- Cabernet Sauvignon has come a long way from its role as a blending varietal, however dominant, in the wines of Bordeaux. Today it is the most planted red varietal in the world. Identified as a descendent of Cabernet Franc and Sauvignon Blanc, the late-ripening Cabernet Sauvignon needs to be planted in warmer climates to fully ripen. Its small berries can easily be identified for their distinctive blue color, thick skins and high tannins. And while the varietal has its own definitive characteristics: green pepper-like aromas and black currant flavors among them, it is perhaps most prized for its ability to convey terroir, vintage and winemaking. A relatively new varietal, Cabernet Sauvignon started making inroads into the wines of the M├ędoc and Graves in the late-18th century. Today it is also dominant in the up-and-coming Entre-Deux-Mers region of Bordeaux and can also be found in Southwest France. It is the companion varietal to Sangiovese in Italy's Super Tuscans and is planted all over Europe, stretching to lesser-known winegrowing regions like Russia and Lebanon. In the Americas Cabernet Sauvignon has found champions in every nook and cranny of California and among winemakers in Washington, where it complements plantings of Merlot. In South America, Cab thrives in Chile, but can also be found in smaller amounts in Argentina and even in Mexico.

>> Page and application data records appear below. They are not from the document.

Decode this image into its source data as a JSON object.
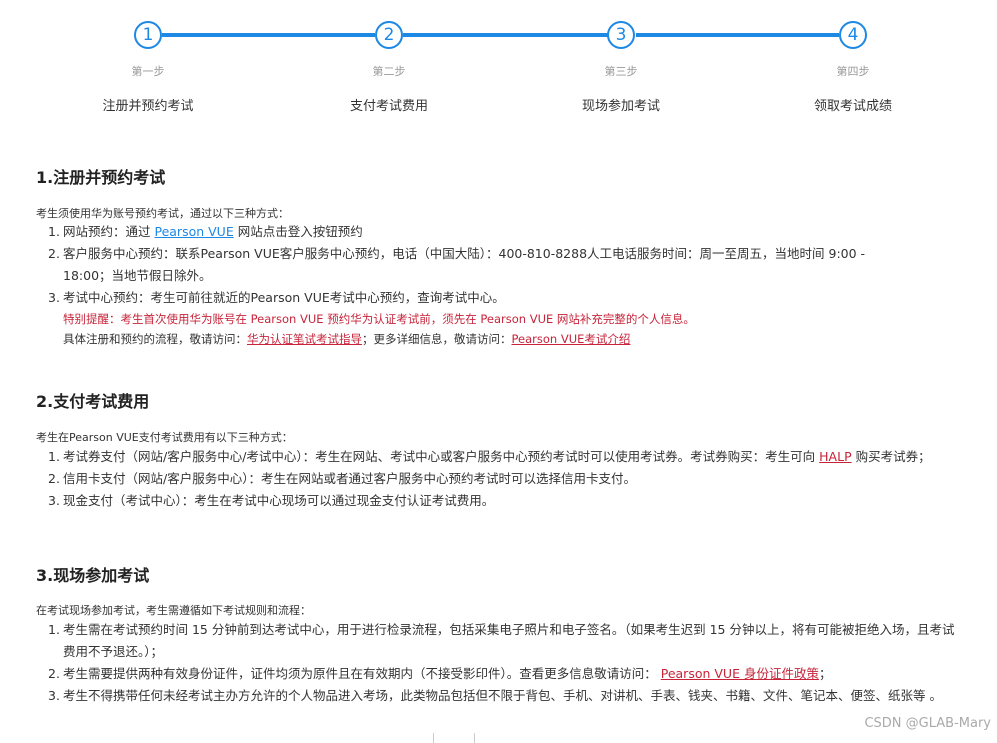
{
  "steps": [
    {
      "number": "1",
      "sub": "第一步",
      "title": "注册并预约考试"
    },
    {
      "number": "2",
      "sub": "第二步",
      "title": "支付考试费用"
    },
    {
      "number": "3",
      "sub": "第三步",
      "title": "现场参加考试"
    },
    {
      "number": "4",
      "sub": "第四步",
      "title": "领取考试成绩"
    }
  ],
  "colors": {
    "accent": "#1E88E5",
    "warning_red": "#C7243A"
  },
  "section1": {
    "heading": "1.注册并预约考试",
    "intro": "考生须使用华为账号预约考试，通过以下三种方式：",
    "items": [
      {
        "num": "1.",
        "before": "网站预约：通过 ",
        "link": "Pearson VUE",
        "after": " 网站点击登入按钮预约"
      },
      {
        "num": "2.",
        "text": "客户服务中心预约：联系Pearson VUE客户服务中心预约，电话（中国大陆）：400-810-8288人工电话服务时间：周一至周五，当地时间 9:00 - 18:00；当地节假日除外。"
      },
      {
        "num": "3.",
        "text": "考试中心预约：考生可前往就近的Pearson VUE考试中心预约，查询考试中心。"
      }
    ],
    "notice": "特别提醒：考生首次使用华为账号在 Pearson VUE 预约华为认证考试前，须先在 Pearson VUE 网站补充完整的个人信息。",
    "process_prefix": "具体注册和预约的流程，敬请访问：",
    "process_link1": "华为认证笔试考试指导",
    "process_middle": "；更多详细信息，敬请访问：",
    "process_link2": "Pearson VUE考试介绍"
  },
  "section2": {
    "heading": "2.支付考试费用",
    "intro": "考生在Pearson VUE支付考试费用有以下三种方式：",
    "items": [
      {
        "num": "1.",
        "before": "考试券支付（网站/客户服务中心/考试中心）：考生在网站、考试中心或客户服务中心预约考试时可以使用考试券。考试券购买：考生可向 ",
        "link": "HALP",
        "after": " 购买考试券；"
      },
      {
        "num": "2.",
        "text": "信用卡支付（网站/客户服务中心）：考生在网站或者通过客户服务中心预约考试时可以选择信用卡支付。"
      },
      {
        "num": "3.",
        "text": "现金支付（考试中心）：考生在考试中心现场可以通过现金支付认证考试费用。"
      }
    ]
  },
  "section3": {
    "heading": "3.现场参加考试",
    "intro": "在考试现场参加考试，考生需遵循如下考试规则和流程：",
    "items": [
      {
        "num": "1.",
        "text": "考生需在考试预约时间 15 分钟前到达考试中心，用于进行检录流程，包括采集电子照片和电子签名。（如果考生迟到 15 分钟以上，将有可能被拒绝入场，且考试费用不予退还。）；"
      },
      {
        "num": "2.",
        "before": "考生需要提供两种有效身份证件，证件均须为原件且在有效期内（不接受影印件）。查看更多信息敬请访问：  ",
        "link": "Pearson VUE 身份证件政策",
        "after": "；"
      },
      {
        "num": "3.",
        "text": "考生不得携带任何未经考试主办方允许的个人物品进入考场，此类物品包括但不限于背包、手机、对讲机、手表、钱夹、书籍、文件、笔记本、便签、纸张等 。"
      }
    ]
  },
  "watermark": "CSDN @GLAB-Mary"
}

United States

- When people consider domestic wine, they normally think about the state of California. The fine viticultural Region within California, including the Napa Valley, Sonoma, Santa Cruz Mountains, Mendocino and Santa Barbara, are capable of growing grapes of world-class quality. But there's plenty of fabulous wine coming from other states, too. Oregon, Washington and New York are also causing eyebrows (and glassware) to be raised around the world. Click for a list of bestselling items from the United States.


- With the explosive growth that California's wine industry has seen the past several years, it's easy to view winemaking and grape growing in the Golden State as a recent phenomenon. And while it's true that California's viticultural history is brief compared to several European countries, this state's roots date back well over 200 years. Due to the enormous response to California wine within the United States and worldwide, there are thousands of excellent and diverse wines being produced within the state each year. For our entire selection of California wines, please visit this link.
Specific Appellation:

Napa Valley

- America's most famous wine region, which encompasses a varied geographical territory running about 20 miles long from the San Francisco Bay northward to the foot of Mount St. Helena. Napa's great diversity, both in terms of climate and terroir, has led to the creation of a number of smaller AVAs like Stags Leap District, Rutherford, Howell Mountain, Oakville and Mount Veeder, among others. Cabernet and chardonnay still reign supreme, but just about everything under the sun is grown in Napa Valley, in quality levels ranging from $2 jug wine to $500 a bottle California cab.